§ **WORK ITEM**
Below is some material. Set down exactly the line where "Enumerate this screenshot's" appears and all lines after it, and stop at the last line.

DATA Start Marker

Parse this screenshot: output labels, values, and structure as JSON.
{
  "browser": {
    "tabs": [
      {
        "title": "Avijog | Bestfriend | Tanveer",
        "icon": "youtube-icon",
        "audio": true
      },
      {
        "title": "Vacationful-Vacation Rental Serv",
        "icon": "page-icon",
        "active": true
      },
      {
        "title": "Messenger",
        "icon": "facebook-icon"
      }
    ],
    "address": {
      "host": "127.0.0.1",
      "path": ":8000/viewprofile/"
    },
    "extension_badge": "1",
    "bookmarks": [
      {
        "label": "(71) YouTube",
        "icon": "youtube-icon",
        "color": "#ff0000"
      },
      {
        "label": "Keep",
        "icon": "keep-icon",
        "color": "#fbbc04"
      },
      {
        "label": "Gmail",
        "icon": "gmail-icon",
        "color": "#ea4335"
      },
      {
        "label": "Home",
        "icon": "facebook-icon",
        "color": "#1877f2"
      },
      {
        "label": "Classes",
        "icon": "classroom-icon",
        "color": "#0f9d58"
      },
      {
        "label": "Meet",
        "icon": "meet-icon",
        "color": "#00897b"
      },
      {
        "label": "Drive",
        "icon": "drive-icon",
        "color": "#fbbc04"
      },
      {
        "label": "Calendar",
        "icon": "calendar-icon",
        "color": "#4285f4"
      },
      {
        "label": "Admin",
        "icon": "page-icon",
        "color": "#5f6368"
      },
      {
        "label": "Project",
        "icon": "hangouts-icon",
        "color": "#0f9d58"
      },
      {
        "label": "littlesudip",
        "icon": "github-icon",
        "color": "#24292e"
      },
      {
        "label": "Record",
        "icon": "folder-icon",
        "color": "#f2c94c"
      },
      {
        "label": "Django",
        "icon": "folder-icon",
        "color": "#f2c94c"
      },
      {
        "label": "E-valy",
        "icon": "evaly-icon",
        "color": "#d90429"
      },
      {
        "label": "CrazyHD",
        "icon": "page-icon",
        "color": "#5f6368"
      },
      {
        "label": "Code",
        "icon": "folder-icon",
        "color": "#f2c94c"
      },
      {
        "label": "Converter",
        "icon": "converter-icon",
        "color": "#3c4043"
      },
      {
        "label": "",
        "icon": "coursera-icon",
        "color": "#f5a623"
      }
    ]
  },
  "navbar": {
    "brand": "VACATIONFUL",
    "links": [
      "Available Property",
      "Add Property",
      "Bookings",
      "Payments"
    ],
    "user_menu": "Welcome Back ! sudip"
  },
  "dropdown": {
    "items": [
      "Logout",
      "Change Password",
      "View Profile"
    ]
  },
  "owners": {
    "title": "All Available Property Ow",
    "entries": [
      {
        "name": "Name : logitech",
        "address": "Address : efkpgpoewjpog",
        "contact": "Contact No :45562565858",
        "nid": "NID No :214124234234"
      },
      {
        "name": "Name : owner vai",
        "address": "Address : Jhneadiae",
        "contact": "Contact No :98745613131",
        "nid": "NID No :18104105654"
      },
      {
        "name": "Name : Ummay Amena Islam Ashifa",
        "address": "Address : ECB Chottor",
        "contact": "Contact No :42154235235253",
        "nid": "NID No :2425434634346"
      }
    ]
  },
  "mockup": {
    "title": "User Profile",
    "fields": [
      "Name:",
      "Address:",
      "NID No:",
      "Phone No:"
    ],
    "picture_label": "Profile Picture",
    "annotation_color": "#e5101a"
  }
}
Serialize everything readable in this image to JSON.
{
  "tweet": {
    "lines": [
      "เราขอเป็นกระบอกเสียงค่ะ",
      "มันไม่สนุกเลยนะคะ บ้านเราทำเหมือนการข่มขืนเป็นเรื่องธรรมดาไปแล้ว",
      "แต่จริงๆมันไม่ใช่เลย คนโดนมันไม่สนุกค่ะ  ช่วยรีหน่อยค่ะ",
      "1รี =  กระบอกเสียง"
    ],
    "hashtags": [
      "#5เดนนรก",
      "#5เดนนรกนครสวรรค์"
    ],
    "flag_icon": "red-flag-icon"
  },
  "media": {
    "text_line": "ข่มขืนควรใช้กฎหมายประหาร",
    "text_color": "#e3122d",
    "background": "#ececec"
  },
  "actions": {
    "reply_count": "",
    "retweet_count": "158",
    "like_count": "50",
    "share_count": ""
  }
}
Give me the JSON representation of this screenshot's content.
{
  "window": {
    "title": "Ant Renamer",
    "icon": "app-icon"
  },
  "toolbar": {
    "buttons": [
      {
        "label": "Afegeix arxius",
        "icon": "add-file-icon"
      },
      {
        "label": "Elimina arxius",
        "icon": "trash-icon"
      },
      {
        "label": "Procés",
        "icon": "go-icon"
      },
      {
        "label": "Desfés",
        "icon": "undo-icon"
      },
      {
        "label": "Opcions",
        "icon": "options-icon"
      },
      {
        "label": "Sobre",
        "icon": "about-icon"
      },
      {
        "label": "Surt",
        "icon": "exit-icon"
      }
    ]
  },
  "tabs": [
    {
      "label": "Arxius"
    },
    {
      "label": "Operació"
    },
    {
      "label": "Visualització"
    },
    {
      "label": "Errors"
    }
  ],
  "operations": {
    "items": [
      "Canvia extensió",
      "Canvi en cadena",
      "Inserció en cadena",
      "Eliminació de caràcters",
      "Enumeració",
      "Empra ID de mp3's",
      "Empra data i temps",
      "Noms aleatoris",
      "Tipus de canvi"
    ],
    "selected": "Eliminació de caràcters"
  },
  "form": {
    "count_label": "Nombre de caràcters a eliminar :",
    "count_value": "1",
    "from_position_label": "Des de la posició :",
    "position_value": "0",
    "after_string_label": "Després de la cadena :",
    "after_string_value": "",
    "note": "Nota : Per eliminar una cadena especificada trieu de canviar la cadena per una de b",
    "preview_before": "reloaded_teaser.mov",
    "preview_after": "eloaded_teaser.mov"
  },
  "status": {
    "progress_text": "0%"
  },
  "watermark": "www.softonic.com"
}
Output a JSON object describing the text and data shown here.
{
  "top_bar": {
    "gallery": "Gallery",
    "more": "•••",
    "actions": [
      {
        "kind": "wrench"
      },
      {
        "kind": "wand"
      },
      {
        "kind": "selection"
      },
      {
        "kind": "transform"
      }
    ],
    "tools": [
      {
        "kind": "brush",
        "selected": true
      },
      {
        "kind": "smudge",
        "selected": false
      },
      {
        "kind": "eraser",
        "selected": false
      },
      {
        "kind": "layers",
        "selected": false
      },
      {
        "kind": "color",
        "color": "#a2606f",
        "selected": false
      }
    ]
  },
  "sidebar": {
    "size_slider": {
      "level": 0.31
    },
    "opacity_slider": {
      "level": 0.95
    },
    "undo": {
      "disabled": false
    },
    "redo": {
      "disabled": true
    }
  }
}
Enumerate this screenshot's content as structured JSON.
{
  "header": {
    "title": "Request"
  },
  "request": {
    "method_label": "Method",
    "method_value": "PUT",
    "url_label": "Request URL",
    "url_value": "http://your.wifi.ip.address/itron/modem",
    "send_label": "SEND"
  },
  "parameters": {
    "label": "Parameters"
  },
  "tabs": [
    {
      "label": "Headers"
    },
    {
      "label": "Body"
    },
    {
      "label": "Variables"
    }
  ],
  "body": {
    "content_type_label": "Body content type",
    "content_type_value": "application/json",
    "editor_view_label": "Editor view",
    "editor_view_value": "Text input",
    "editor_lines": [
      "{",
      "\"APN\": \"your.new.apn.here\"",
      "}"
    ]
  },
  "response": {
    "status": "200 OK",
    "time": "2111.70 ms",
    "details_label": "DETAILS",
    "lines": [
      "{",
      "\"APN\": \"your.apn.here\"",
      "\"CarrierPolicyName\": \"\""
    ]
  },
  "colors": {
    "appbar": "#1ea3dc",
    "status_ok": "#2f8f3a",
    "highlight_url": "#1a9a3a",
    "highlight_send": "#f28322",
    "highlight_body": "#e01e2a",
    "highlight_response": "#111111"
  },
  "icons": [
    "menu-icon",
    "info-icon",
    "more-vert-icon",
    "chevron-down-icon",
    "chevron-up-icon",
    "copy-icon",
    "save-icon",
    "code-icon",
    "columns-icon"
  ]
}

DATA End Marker

§ **WRITTEN ANSWER**
Enumerate this screenshot's content as structured JSON.
{
  "header": {
    "title": "Request"
  },
  "request": {
    "method_label": "Method",
    "method_value": "PUT",
    "url_label": "Request URL",
    "url_value": "http://your.wifi.ip.address/itron/modem",
    "send_label": "SEND"
  },
  "parameters": {
    "label": "Parameters"
  },
  "tabs": [
    {
      "label": "Headers"
    },
    {
      "label": "Body"
    },
    {
      "label": "Variables"
    }
  ],
  "body": {
    "content_type_label": "Body content type",
    "content_type_value": "application/json",
    "editor_view_label": "Editor view",
    "editor_view_value": "Text input",
    "editor_lines": [
      "{",
      "\"APN\": \"your.new.apn.here\"",
      "}"
    ]
  },
  "response": {
    "status": "200 OK",
    "time": "2111.70 ms",
    "details_label": "DETAILS",
    "lines": [
      "{",
      "\"APN\": \"your.apn.here\"",
      "\"CarrierPolicyName\": \"\""
    ]
  },
  "colors": {
    "appbar": "#1ea3dc",
    "status_ok": "#2f8f3a",
    "highlight_url": "#1a9a3a",
    "highlight_send": "#f28322",
    "highlight_body": "#e01e2a",
    "highlight_response": "#111111"
  },
  "icons": [
    "menu-icon",
    "info-icon",
    "more-vert-icon",
    "chevron-down-icon",
    "chevron-up-icon",
    "copy-icon",
    "save-icon",
    "code-icon",
    "columns-icon"
  ]
}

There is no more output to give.